06/27/2012 02:18 EDT | Updated 08/27/2012 05:12 EDT

Why Didn't the Elliot Lake Rescue Workers Do Their Jobs?


It may already be too late to save anyone trapped in roof collapse of the building in the Elliot Lake mall, but rescue attempts have been less than gallant.

Appalling, even.


Even when there was evidence that one or two were alive in the wreckage -- with about 30 people unaccounted for -- decisions were made that conditions were too dangerous for rescuers to attempt anything.

Barely 48 hours after the collapse, rescue efforts were called off -- until Premier Dalton McGuinty intervened and locals vehemently protested.

Good lord! Don't the Emergency Measures people know that rescuers are supposed to risk their lives to save others? Quitting because of danger is like soldiers refusing to fight for fear they might be hurt. One only has to look at various mine disasters around the world -- including the Springhill coal mine disasters in Nova Scotia some 50 years ago -- for examples of heroism by miners risking their lives to save others.

For rescuers to quit, pleading danger to themselves is unseemly.

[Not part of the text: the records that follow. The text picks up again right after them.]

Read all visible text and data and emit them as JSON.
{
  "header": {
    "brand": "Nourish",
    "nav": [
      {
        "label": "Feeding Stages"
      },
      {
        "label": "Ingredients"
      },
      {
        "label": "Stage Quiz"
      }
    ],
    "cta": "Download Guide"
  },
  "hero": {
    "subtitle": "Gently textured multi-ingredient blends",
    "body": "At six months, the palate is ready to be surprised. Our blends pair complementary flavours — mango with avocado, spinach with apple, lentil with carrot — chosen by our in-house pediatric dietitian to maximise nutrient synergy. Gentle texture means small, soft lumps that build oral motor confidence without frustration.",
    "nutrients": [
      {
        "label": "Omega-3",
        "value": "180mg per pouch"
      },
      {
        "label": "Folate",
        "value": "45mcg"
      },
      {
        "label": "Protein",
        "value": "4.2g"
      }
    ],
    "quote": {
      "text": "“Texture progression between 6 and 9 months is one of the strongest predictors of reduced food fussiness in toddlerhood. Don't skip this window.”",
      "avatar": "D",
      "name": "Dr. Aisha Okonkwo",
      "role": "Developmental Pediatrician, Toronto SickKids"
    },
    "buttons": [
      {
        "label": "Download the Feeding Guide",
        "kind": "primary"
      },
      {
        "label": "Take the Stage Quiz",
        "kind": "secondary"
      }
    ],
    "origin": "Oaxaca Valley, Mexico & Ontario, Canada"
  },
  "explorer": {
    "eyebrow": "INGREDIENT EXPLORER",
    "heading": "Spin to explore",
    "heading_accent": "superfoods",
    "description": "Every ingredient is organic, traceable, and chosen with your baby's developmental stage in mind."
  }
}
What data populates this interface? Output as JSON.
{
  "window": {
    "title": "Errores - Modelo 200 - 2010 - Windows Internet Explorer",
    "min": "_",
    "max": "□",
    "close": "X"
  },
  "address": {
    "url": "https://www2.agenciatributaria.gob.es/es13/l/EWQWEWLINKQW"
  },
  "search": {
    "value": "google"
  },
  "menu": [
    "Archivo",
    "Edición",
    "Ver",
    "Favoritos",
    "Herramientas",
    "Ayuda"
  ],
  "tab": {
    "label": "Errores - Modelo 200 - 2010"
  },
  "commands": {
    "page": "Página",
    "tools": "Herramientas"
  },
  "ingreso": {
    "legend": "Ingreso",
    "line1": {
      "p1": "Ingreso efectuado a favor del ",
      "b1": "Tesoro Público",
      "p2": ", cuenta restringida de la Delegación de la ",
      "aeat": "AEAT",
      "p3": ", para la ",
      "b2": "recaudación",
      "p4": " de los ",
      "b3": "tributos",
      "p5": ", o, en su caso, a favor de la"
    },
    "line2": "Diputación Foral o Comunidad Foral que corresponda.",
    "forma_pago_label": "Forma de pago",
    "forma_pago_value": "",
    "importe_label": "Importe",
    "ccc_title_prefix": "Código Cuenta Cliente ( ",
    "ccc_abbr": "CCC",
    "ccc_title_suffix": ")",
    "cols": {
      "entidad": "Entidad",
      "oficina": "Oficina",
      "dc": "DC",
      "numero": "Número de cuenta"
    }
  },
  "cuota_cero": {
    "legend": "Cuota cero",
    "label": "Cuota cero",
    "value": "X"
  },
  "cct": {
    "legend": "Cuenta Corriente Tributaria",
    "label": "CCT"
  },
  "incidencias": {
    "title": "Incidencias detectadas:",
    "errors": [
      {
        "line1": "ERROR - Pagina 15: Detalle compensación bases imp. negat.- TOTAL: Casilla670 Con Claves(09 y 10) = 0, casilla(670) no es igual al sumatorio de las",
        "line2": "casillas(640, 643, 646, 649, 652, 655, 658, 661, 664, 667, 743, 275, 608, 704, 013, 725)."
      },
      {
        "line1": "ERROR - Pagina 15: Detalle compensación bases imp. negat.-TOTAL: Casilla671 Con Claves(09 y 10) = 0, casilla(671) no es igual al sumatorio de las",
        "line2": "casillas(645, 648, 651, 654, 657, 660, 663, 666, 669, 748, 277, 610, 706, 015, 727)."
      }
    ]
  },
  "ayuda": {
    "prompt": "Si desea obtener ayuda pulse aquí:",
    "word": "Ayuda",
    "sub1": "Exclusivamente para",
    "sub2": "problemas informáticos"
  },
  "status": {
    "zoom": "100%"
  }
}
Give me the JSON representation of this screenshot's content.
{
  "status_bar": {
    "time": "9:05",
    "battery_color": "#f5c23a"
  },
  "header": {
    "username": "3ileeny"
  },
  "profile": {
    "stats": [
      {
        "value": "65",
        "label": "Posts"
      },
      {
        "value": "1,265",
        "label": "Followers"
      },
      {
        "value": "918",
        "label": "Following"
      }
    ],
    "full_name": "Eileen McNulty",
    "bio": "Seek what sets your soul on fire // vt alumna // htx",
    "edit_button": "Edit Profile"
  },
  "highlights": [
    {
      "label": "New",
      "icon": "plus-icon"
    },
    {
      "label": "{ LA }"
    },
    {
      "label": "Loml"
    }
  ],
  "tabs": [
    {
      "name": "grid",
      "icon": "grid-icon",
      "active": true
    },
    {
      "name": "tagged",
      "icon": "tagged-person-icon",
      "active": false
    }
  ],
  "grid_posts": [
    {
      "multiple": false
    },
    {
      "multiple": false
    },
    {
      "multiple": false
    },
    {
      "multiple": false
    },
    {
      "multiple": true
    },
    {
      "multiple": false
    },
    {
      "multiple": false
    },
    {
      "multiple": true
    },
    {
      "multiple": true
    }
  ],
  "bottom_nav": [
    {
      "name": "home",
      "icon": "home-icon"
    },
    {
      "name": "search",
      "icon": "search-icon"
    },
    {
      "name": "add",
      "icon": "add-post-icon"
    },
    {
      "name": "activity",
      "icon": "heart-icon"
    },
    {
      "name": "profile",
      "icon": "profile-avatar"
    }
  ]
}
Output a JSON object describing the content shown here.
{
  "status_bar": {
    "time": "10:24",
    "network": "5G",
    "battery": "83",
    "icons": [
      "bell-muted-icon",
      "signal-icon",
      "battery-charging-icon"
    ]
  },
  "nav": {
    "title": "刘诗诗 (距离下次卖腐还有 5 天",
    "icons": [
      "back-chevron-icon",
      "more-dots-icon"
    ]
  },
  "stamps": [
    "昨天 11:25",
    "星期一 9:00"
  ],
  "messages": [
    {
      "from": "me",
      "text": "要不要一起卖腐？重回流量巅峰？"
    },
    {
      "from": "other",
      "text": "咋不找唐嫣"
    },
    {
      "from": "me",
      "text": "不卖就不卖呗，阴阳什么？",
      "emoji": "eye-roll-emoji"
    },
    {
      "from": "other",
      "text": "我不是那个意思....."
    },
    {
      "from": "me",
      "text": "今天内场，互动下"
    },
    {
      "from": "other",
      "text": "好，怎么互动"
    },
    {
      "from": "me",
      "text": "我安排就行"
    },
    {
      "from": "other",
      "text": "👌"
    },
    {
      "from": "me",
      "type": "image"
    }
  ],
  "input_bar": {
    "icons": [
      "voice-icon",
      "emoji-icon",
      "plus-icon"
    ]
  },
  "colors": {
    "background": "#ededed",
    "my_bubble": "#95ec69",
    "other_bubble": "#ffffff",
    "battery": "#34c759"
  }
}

If there'd been a call for volunteers, there'd have been no shortage of applicants in Elliot Lake. They just wouldn't have had the training and expertise of EMO professionals.

Every time there's a serious fire, there's never a shortage of fire fighters who'll risk everything to save victims.

Anyway, we weren't there, so it's perhaps unfair to judge too harshly the reluctance of rescuers to take chances in Elliot Lake.

It's fair to say that post mortems on this roof collapse will be controversial.

Already there are reports of the building's roof leaking for years, and being examined and judged safe for occupants. The roof collapse was an inevitability waiting to happen.

Isn't it interesting that we in Toronto are faced with something mildly similar, with chunks of the Gardiner Expressway periodically falling onto moving cars. Work crews try to repair the damage when concrete falls down, but one has to wonder if someday whole sections of the overpass will crash down on motorists?

Suppose we have a rare earthquake, as in Oakland, California during a World Series baseball playoff? Would the Gardiner Expressway collapse?

Some want the Gardiner torn done, to give better access to the lake front. That ain't going to happen -- can't happen, if one considers the traffic tie up that would prevent commuters entering and leaving the city in an orderly way.

So the band-aid approach will continue.

None of this is consolation for the people of Elliot Lake.

But the reluctance of rescuers to keep at it, is something we've not seen before in Canada or elsewhere. When aircraft disappear over the ocean, or in the north, search and rescue people keep searching long after all reasonable hope has been exhausted. And in a startling number of cases, they find people still alive.

That was the case with the Tsunami-earthquake in Japan, and the earthquake in Haiti. Searching went on long after time had expired and people were found alive.

The Elliot Lake roof collapse occurred Saturday afternoon, and on Monday rescue attempts were officially called off -- until the Premier decreed otherwise.

Even if conditions were too dangerous for rescuers, they should have explored alternatives. Frankly, it's hard to understand why anyone would quit when it was known (or believed) victims were still alive in the wreckage.

Not a very commendable moment.